Asked to name an organization searching for life, the average person might respond "SETI," which has looked for signs of technological civilizations in our galaxy since 1985. But closer to home, the Cassini robotic mission to Saturn has returned a trove of data, some of which hints at the possbility of simple life in our solar back yard.
Until 2005 science had no idea that the Saturn moon Enceladaus sported ice geysers near its southern pole. On daring dives through the plumes, the spacecraft in 2008 and 2009 collected samples that confirmed the presence of organics and water ice. Subsequent analysis now suggests that the source of those geysers is a salty ocean, according to Physorg.com.
Nature puts the find in a larger context:
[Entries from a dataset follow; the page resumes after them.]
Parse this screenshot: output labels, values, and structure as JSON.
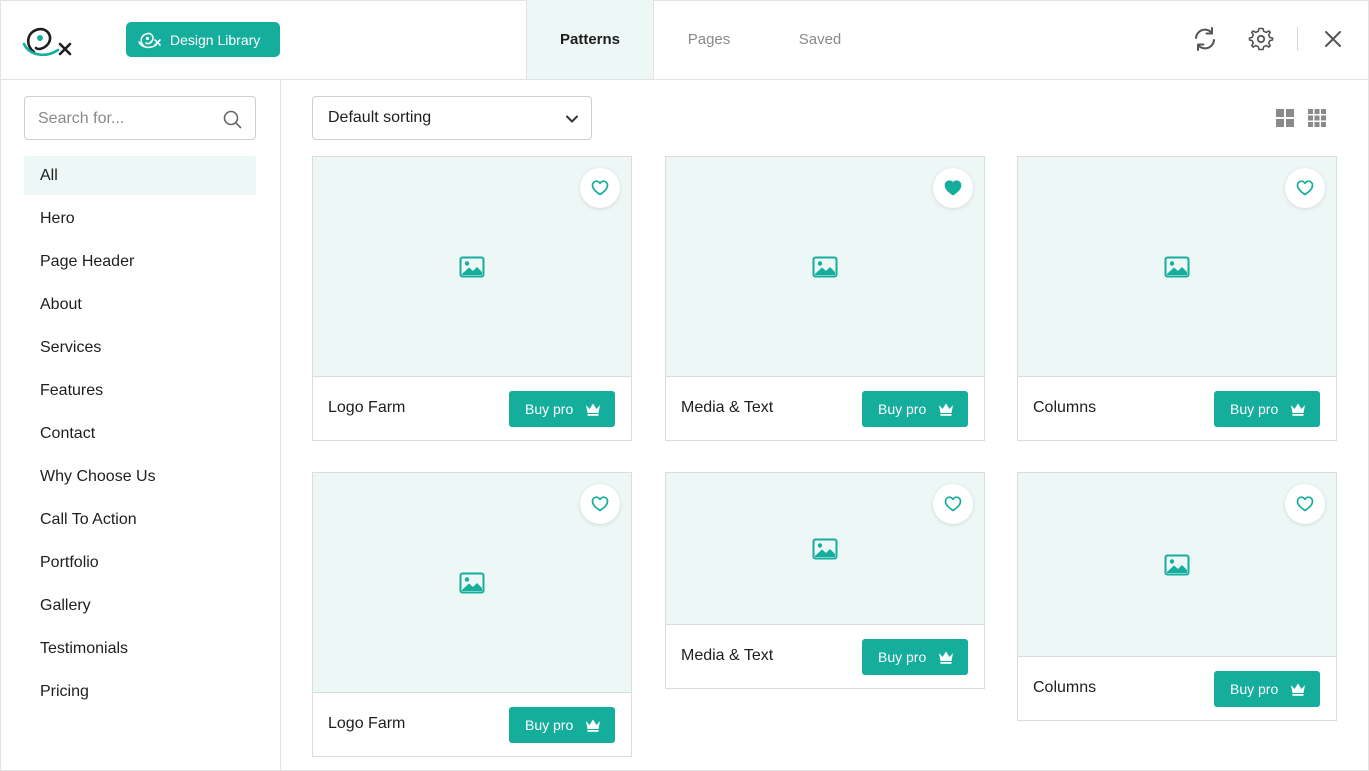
{
  "header": {
    "design_library_label": "Design Library",
    "tabs": [
      {
        "label": "Patterns",
        "active": true
      },
      {
        "label": "Pages",
        "active": false
      },
      {
        "label": "Saved",
        "active": false
      }
    ],
    "icons": [
      "refresh-icon",
      "gear-icon",
      "close-icon"
    ]
  },
  "sidebar": {
    "search_placeholder": "Search for...",
    "categories": [
      {
        "label": "All",
        "active": true
      },
      {
        "label": "Hero"
      },
      {
        "label": "Page Header"
      },
      {
        "label": "About"
      },
      {
        "label": "Services"
      },
      {
        "label": "Features"
      },
      {
        "label": "Contact"
      },
      {
        "label": "Why Choose Us"
      },
      {
        "label": "Call To Action"
      },
      {
        "label": "Portfolio"
      },
      {
        "label": "Gallery"
      },
      {
        "label": "Testimonials"
      },
      {
        "label": "Pricing"
      }
    ]
  },
  "main": {
    "sort_label": "Default sorting",
    "view_options": [
      "grid-large-icon",
      "grid-small-icon"
    ],
    "cards": [
      {
        "title": "Logo Farm",
        "buy_label": "Buy pro",
        "favorited": false
      },
      {
        "title": "Media & Text",
        "buy_label": "Buy pro",
        "favorited": true
      },
      {
        "title": "Columns",
        "buy_label": "Buy pro",
        "favorited": false
      },
      {
        "title": "Logo Farm",
        "buy_label": "Buy pro",
        "favorited": false
      },
      {
        "title": "Media & Text",
        "buy_label": "Buy pro",
        "favorited": false
      },
      {
        "title": "Columns",
        "buy_label": "Buy pro",
        "favorited": false
      }
    ]
  },
  "colors": {
    "accent": "#15ad9c",
    "accent_light": "#edf7f6",
    "border": "#e3e3e3"
  }
}
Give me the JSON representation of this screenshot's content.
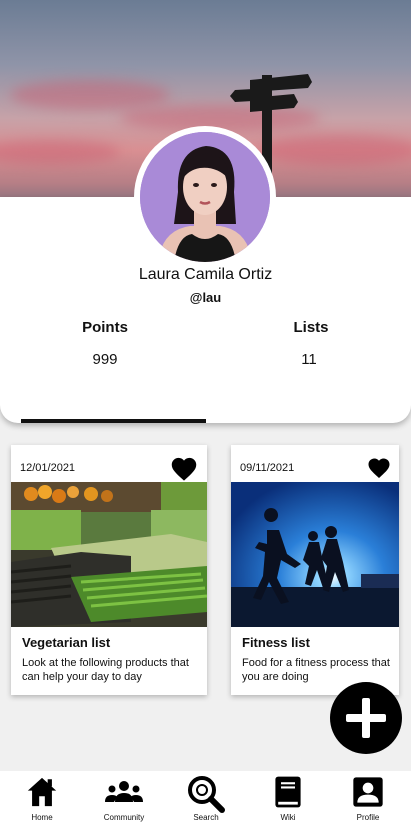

'It has liquid water, organic carbon, nitrogen [in the form of ammonia], and an energy source,' says Chris McKay, an astrobiologist at NASA's Ames Research Center in Moffett Field, California. Besides Earth, he says, 'there is no other environment in the Solar System where we can make all those claims'.